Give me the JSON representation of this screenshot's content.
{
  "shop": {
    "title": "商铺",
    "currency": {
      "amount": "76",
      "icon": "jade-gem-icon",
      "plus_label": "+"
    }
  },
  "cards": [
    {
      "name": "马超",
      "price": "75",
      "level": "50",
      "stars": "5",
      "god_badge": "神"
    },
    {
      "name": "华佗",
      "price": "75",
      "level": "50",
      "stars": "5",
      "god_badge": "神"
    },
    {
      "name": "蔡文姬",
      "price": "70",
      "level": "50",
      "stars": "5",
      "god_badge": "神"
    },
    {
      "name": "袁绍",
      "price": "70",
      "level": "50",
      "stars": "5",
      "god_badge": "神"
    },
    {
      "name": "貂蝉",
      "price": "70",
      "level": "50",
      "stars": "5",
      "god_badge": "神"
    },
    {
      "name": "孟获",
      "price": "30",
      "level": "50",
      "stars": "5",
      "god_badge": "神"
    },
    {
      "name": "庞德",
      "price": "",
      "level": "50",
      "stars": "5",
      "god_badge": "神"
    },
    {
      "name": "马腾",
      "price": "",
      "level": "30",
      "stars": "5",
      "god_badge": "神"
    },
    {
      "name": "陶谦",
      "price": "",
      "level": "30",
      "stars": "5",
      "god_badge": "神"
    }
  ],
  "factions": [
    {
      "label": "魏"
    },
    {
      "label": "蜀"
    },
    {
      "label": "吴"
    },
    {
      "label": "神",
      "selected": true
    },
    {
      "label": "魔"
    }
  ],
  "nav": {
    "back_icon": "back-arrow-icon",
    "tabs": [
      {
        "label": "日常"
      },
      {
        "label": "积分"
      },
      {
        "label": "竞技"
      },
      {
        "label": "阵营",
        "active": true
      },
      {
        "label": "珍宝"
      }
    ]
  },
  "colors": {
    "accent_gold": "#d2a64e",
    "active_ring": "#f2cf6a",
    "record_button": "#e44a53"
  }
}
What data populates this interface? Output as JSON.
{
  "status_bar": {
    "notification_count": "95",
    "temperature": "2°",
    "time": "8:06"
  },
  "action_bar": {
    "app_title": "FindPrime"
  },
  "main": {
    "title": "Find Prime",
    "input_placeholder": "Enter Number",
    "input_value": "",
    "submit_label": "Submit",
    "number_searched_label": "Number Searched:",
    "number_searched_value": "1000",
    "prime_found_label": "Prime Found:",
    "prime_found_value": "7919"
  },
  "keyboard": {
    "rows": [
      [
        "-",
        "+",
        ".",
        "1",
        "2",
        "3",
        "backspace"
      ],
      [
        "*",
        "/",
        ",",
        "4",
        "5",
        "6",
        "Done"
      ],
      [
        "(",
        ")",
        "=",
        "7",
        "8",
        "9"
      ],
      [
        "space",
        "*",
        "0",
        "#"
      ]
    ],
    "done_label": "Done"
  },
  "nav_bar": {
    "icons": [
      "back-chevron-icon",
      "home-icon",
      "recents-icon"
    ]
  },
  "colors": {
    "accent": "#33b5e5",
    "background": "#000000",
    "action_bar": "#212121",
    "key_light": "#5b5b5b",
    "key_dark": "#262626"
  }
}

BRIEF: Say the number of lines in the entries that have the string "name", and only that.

RESPONSE AREA: 9